For those brief moments as I hang laundry, I get perspective on global problems.  They no longer seem pressing.  A silver lining in a slower economy is we drive less, shop less, and walk to a slower drum.  When I hang laundry, I savor the fall air and feel a connection to my grandmother, and her grandmother, and those early pioneers who fought wildfires, droughts, and worse.  They made it.  We can make it too. 

Most of our garden is gone, but we have some fall vegetables.  This week, as I picked cauliflower and broccoli, it was easier to thank God for fresh vegetables.  When I stopped at the grocery store and saw the prices on the produce shelves, I thanked Him again.

On days when my clothesline epiphanies really help me escape today’s traps, I pause a few moments to pray.  From my backyard park bench, I can sit in the shade of holly trees with my clothesline on one side and my garden on the other.  This is my secret garden, my quiet place of retreat, nestled in the center of a city, just a few feet outside the chaos of a 21st century family with teens.

While I pray, our kitten savors his first fall.  Every leaf blowing in the wind is a potential enemy, waiting on him to pounce and demolish it.  As I throw my cares to the Lord, the kitten races through the back yard, leaps on the park bench, jumps on my shoulder, lunges 10 feet back to the ground and then runs 15 feet up a tree.  Only then does he realize he forgot how to get back down the tree.  In time, he will remember.

It’s easy to get frustrated with his distractions from my important stuff.  Doesn’t that stupid kitten know this is my personal, alone time with God when I can pray and do that serious stuff?  Of course, a kitten doesn’t know that.  

But I realize as he amuses me that God is answering my prayer.  Yes, the problems are significant.  But when I pray, He gives me perspective so maybe I will spend a little less time searching news or attacking checklists.  Instead, I’ll spend more time praying – and enjoying our kitten, those rebellious teens, and my ever-patient husband.

Some call it a clothesline.  Environmentalists might call it a responsible use of wind and solar energy.  My neighbors probably call it one more way that the Biever family is just plain weird and probably a little nuts.

I know better.  That clothesline, when my feet are planted firmly on the ground and my arms are raised up, hanging laundry, can be my lifeline to Christ.  
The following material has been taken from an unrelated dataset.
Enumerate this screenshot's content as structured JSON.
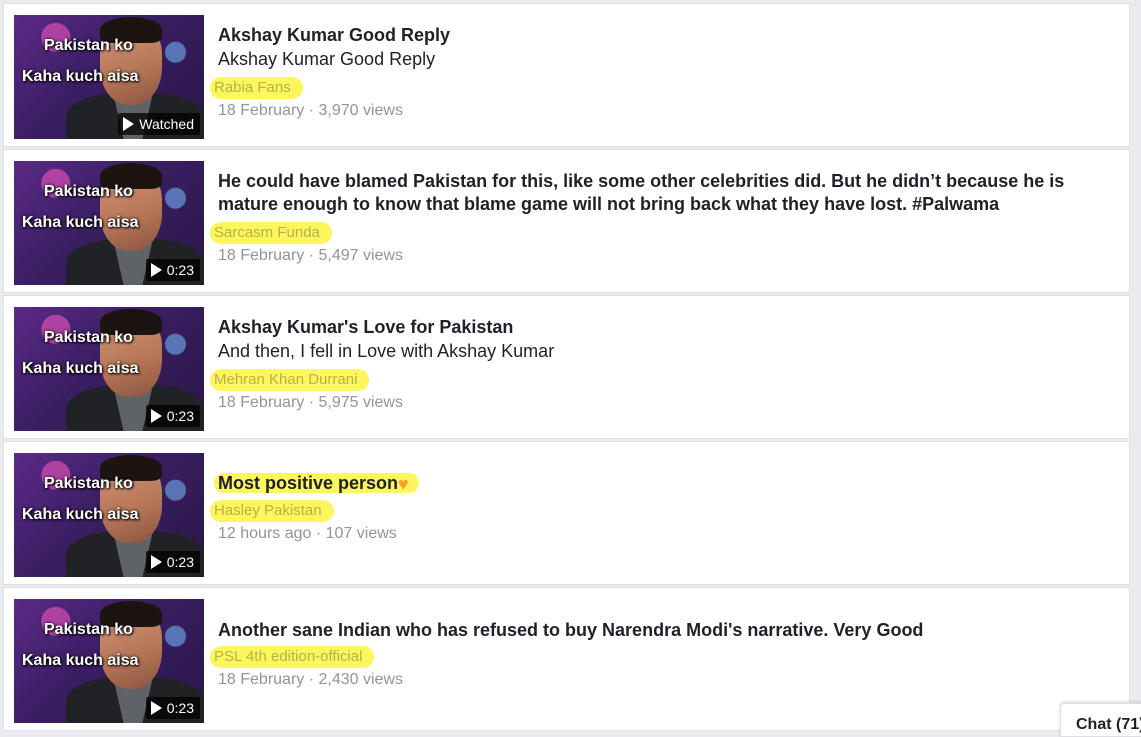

For precious moments, I see my world more like He does, instead of with my human eyes.


Mary Biever, a homeschool mother of two, serves as the secretary for Southwestern Indiana Home Educators.

Read her blog in Blog Towne: